ST. PAUL — Minnesotans who suffer from post-traumatic stress disorder will be eligible to try medical cannabis starting Aug. 1.

To receive the drug through the program, patients need to visit a health care professional who must then certify to the Minnesota Department of Health that the patients suffer from the condition. Once certified, patients can then register on the state health department's website. Registration for PTSD started July 1.

Before this summer, people who suffer the effects of post-traumatic stress were not eligible for the drug.

But the 2014 state law that created the system that allows Minnesotans access to non-smokable marijuana without fear of state penalties authorizes the state commissioner of health to add qualifying medical conditions to the program.

Last year, after a decision from the health commissioner, people who suffer from intractable pain, as certified by their medical providers, became eligible. This year, the state is adding PTSD.

The U.S. Department of Veterans Affairs gives a sharply negative review of the use of medical marijuana to treat PTSD on its website. But current VA Secretary David Shulkin said this spring that there is "some evidence" the drug may be helpful to veterans, according to reports.

Currently, there are 7,721 Minnesotans registered in the program, according to the state Department of Health.

As of a January report, a majority of those receiving medical cannabis suffered from intractable pain, followed by muscle spasms and cancer.

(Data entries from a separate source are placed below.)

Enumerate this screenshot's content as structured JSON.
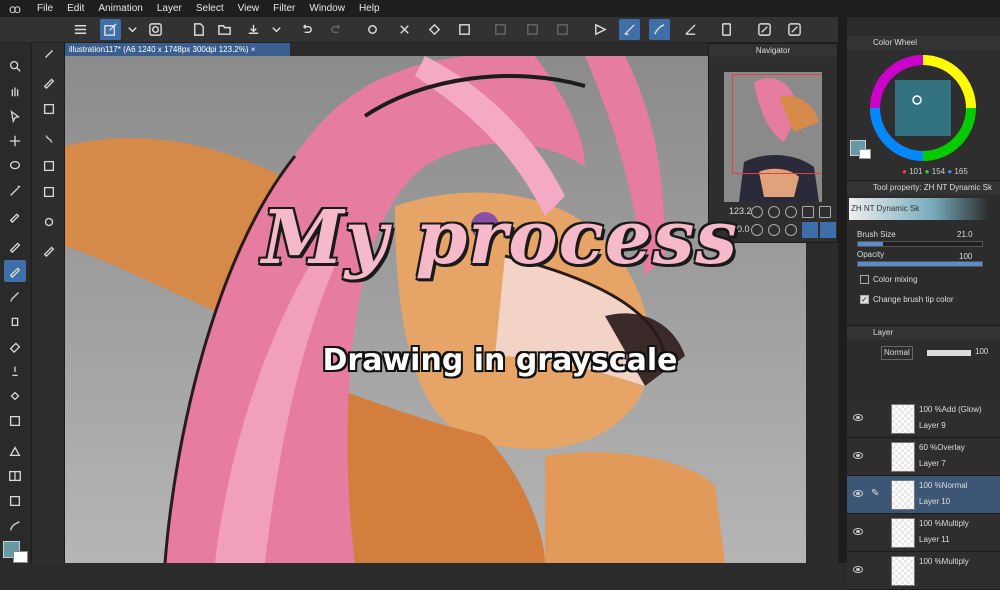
{
  "menubar": {
    "items": [
      "File",
      "Edit",
      "Animation",
      "Layer",
      "Select",
      "View",
      "Filter",
      "Window",
      "Help"
    ]
  },
  "document_tab": {
    "label": "illustration117* (A6 1240 x 1748px 300dpi 123.2%)"
  },
  "navigator": {
    "title": "Navigator",
    "zoom": "123.2",
    "rotation": "0.0"
  },
  "color_wheel": {
    "title": "Color Wheel",
    "r": "101",
    "g": "154",
    "b": "165",
    "current_color": "#659aa5"
  },
  "tool_property": {
    "title": "Tool property: ZH NT Dynamic Sk",
    "brush_name": "ZH NT Dynamic Sk",
    "brush_size_label": "Brush Size",
    "brush_size_value": "21.0",
    "opacity_label": "Opacity",
    "opacity_value": "100",
    "color_mixing_label": "Color mixing",
    "change_tip_color_label": "Change brush tip color"
  },
  "layer_panel": {
    "title": "Layer",
    "blend_mode": "Normal",
    "opacity": "100",
    "layers": [
      {
        "mode": "100 %Add (Glow)",
        "name": "Layer 9"
      },
      {
        "mode": "60 %Overlay",
        "name": "Layer 7"
      },
      {
        "mode": "100 %Normal",
        "name": "Layer 10"
      },
      {
        "mode": "100 %Multiply",
        "name": "Layer 11"
      },
      {
        "mode": "100 %Multiply",
        "name": ""
      }
    ]
  },
  "overlay": {
    "title": "My process",
    "subtitle": "Drawing in grayscale"
  },
  "colors": {
    "accent": "#3e6fa8",
    "title_pink": "#f6b9c9"
  }
}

Scott Smith, a health department public information officer, said the department did not have an estimate of the number of people who would enroll who suffer from PTSD.

A National Institute of Mental Health report says that 3.5 percent of the U.S. population suffers from PTSD anxiety in a yearlong period.

Rachel E. Stassen-Berger can be reached at 651-224-5812 and rstassen-berger@, or on Twitter at @rachelsb.